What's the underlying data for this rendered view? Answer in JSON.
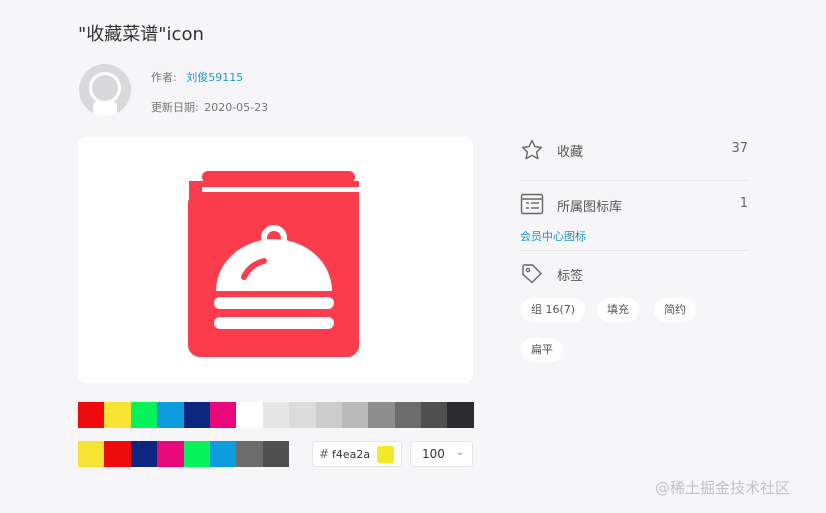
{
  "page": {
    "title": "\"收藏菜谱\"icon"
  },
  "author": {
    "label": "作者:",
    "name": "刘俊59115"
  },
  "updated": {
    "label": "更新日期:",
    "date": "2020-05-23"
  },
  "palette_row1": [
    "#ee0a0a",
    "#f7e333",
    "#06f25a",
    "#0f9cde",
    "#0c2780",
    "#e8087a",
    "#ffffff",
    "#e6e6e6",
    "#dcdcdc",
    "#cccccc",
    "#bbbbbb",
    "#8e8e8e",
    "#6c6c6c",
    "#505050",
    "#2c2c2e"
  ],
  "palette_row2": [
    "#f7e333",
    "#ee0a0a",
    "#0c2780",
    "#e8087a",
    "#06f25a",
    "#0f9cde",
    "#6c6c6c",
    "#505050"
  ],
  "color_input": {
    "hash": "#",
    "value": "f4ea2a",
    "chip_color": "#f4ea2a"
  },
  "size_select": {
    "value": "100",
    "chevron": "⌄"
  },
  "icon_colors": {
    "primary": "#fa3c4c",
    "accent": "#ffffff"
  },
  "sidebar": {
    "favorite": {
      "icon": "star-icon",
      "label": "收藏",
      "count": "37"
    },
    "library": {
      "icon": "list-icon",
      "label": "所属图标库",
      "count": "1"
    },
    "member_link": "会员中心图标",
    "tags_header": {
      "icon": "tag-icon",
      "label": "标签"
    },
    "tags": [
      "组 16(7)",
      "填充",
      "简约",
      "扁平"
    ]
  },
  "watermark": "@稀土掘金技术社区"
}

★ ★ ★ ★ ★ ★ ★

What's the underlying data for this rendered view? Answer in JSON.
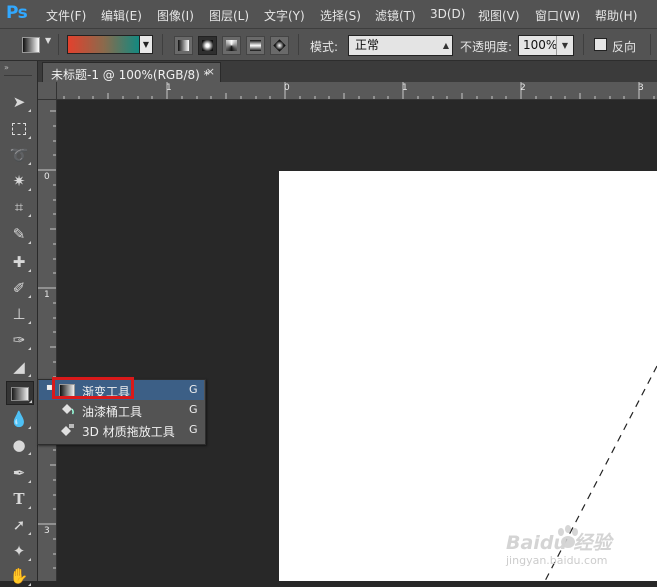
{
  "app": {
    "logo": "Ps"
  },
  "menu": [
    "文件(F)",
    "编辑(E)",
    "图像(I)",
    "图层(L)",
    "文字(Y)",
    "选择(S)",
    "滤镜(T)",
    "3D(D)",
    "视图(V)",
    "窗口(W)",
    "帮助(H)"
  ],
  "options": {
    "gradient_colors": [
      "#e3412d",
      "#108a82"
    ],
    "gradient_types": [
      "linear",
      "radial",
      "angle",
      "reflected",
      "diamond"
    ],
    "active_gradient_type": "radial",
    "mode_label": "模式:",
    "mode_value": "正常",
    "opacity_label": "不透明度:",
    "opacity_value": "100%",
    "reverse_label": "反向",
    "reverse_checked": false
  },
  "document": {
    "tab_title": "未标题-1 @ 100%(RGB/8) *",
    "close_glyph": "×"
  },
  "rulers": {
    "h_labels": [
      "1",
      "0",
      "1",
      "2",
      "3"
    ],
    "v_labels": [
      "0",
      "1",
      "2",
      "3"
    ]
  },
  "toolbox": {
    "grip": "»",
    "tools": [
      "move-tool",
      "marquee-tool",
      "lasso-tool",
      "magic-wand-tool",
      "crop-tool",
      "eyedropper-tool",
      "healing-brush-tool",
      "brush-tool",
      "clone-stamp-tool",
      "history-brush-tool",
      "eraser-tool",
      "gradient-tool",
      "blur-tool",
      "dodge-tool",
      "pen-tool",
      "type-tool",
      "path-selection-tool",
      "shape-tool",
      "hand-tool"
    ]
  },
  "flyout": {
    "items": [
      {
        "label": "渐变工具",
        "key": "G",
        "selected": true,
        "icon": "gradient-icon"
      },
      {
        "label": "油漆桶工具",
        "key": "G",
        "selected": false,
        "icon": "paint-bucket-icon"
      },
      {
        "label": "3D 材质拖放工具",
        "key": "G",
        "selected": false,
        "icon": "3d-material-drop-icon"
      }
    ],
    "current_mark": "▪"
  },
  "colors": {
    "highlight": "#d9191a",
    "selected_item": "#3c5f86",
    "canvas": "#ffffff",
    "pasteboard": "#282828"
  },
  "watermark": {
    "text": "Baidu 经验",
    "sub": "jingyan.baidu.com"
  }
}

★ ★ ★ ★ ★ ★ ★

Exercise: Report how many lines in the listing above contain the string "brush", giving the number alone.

Exercise solution: 3